## Records shown
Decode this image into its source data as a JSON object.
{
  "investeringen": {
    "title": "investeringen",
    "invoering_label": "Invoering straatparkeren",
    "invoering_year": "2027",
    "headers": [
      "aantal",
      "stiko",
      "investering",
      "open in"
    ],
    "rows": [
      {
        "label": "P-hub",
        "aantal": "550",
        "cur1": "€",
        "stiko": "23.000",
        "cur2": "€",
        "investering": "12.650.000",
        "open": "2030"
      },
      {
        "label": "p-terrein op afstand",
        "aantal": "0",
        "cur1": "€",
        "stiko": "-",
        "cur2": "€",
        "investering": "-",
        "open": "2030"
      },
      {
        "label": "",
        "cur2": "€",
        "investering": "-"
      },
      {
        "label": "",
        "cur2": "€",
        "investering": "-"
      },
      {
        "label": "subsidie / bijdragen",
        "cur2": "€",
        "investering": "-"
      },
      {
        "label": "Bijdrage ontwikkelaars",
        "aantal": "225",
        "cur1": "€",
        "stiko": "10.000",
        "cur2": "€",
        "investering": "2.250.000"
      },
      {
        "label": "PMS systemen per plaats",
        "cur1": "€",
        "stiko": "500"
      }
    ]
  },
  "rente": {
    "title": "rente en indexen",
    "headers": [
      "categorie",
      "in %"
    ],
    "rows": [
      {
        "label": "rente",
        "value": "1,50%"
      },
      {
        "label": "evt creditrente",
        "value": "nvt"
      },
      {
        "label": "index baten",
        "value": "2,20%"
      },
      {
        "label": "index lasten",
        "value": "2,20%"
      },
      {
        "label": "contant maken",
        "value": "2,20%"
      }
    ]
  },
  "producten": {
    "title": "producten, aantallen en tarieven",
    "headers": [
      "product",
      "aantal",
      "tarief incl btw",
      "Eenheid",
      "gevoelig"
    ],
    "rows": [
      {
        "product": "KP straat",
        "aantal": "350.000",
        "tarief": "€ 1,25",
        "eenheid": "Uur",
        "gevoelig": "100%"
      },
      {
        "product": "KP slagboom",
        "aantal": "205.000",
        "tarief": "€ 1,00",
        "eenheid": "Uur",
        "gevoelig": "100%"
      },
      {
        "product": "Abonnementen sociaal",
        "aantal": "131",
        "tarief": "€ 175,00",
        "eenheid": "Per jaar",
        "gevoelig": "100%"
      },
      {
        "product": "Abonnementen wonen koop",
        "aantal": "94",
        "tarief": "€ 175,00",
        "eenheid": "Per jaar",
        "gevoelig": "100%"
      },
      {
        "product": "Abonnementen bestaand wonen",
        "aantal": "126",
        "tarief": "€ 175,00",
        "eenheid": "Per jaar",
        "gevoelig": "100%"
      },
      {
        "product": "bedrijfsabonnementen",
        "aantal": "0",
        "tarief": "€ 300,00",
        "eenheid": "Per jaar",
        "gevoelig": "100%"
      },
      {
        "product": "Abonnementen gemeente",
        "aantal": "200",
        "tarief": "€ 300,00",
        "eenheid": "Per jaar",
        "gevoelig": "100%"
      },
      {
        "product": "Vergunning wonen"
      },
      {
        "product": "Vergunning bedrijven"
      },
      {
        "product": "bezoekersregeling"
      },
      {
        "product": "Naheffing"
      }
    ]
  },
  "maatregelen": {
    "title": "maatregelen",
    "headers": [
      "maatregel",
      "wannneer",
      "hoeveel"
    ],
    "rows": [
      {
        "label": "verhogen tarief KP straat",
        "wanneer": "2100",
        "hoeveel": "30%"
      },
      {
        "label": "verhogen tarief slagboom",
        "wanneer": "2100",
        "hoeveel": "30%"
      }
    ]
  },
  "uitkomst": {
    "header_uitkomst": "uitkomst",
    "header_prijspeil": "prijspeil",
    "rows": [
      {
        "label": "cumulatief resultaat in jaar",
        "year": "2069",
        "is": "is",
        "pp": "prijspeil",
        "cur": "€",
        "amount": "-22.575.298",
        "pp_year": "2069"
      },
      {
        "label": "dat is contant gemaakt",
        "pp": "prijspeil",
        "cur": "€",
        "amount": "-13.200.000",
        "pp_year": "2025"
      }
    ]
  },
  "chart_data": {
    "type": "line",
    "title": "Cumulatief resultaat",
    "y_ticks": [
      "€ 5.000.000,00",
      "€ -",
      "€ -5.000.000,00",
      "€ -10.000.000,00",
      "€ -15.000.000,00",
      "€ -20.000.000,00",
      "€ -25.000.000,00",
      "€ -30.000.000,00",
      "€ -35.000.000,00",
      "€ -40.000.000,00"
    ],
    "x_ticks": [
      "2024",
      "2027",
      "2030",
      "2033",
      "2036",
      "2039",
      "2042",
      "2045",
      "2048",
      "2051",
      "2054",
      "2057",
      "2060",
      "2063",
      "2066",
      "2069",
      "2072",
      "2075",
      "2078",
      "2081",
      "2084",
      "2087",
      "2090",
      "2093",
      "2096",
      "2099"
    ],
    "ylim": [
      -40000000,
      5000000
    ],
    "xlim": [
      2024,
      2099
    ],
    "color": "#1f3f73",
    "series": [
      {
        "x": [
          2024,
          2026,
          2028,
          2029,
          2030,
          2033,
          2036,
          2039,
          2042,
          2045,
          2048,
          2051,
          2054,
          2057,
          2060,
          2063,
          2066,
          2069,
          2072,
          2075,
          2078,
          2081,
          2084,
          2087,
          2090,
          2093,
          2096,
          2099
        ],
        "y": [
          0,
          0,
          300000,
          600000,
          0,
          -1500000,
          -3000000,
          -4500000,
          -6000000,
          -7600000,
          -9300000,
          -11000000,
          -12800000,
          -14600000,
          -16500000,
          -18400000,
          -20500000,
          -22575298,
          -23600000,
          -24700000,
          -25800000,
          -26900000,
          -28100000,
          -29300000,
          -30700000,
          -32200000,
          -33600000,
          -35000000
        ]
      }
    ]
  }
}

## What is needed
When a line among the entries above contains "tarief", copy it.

## Solution for this task
      "tarief incl btw",
        "tarief": "€ 1,25",
        "tarief": "€ 1,00",
        "tarief": "€ 175,00",
        "tarief": "€ 175,00",
        "tarief": "€ 175,00",
        "tarief": "€ 300,00",
        "tarief": "€ 300,00",
        "label": "verhogen tarief KP straat",
        "label": "verhogen tarief slagboom",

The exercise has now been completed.